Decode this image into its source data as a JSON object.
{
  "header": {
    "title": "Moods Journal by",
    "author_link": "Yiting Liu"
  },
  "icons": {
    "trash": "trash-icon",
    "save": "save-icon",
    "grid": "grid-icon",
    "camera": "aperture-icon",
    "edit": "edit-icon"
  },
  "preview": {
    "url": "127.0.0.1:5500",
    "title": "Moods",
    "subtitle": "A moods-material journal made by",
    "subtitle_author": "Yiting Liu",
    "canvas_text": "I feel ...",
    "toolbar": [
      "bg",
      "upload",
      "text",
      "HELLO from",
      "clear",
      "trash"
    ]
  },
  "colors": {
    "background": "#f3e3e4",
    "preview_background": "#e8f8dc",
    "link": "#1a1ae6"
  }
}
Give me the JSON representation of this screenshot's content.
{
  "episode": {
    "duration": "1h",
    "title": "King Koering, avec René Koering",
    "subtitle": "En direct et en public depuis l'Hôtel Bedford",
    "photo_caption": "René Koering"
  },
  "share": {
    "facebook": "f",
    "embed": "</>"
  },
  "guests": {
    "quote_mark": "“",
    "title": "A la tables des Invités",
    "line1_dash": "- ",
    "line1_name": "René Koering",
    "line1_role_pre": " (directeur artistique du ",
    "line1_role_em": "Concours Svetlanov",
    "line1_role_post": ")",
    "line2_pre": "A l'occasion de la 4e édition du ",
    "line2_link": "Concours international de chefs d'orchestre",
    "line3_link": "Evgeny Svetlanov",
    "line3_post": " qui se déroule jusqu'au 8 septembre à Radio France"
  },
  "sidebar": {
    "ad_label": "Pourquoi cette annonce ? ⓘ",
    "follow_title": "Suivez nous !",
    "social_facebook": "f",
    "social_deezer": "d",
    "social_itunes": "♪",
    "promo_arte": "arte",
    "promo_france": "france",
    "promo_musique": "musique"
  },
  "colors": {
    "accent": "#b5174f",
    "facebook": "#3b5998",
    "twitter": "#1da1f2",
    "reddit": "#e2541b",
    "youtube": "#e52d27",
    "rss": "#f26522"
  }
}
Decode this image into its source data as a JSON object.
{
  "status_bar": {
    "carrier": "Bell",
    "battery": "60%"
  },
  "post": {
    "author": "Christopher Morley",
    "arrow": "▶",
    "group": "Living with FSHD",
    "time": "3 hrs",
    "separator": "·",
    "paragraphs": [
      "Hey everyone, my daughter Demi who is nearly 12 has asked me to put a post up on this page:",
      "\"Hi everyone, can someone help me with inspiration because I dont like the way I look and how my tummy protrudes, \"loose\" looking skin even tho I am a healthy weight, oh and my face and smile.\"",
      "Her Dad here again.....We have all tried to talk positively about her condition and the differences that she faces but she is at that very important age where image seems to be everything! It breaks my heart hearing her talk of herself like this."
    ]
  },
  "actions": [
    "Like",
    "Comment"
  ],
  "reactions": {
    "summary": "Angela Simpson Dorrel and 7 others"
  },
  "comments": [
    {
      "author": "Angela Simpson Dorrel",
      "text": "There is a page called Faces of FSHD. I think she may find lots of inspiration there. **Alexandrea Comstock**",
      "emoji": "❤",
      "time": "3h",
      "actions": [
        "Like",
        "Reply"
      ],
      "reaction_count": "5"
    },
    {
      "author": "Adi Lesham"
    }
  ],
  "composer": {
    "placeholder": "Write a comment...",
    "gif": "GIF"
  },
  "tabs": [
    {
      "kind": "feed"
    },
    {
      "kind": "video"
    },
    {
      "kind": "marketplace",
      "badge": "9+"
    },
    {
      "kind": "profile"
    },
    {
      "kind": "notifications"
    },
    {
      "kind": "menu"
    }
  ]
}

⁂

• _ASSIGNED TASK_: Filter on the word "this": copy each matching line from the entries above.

• _COMPLETED EXERCISE_:
Decode this image into its source data as a JSON object.
Give me the JSON representation of this screenshot's content.
Decode this image into its source data as a JSON object.
      "Hey everyone, my daughter Demi who is nearly 12 has asked me to put a post up on this page:",
      "Her Dad here again.....We have all tried to talk positively about her condition and the differences that she faces but she is at that very important age where image seems to be everything! It breaks my heart hearing her talk of herself like this."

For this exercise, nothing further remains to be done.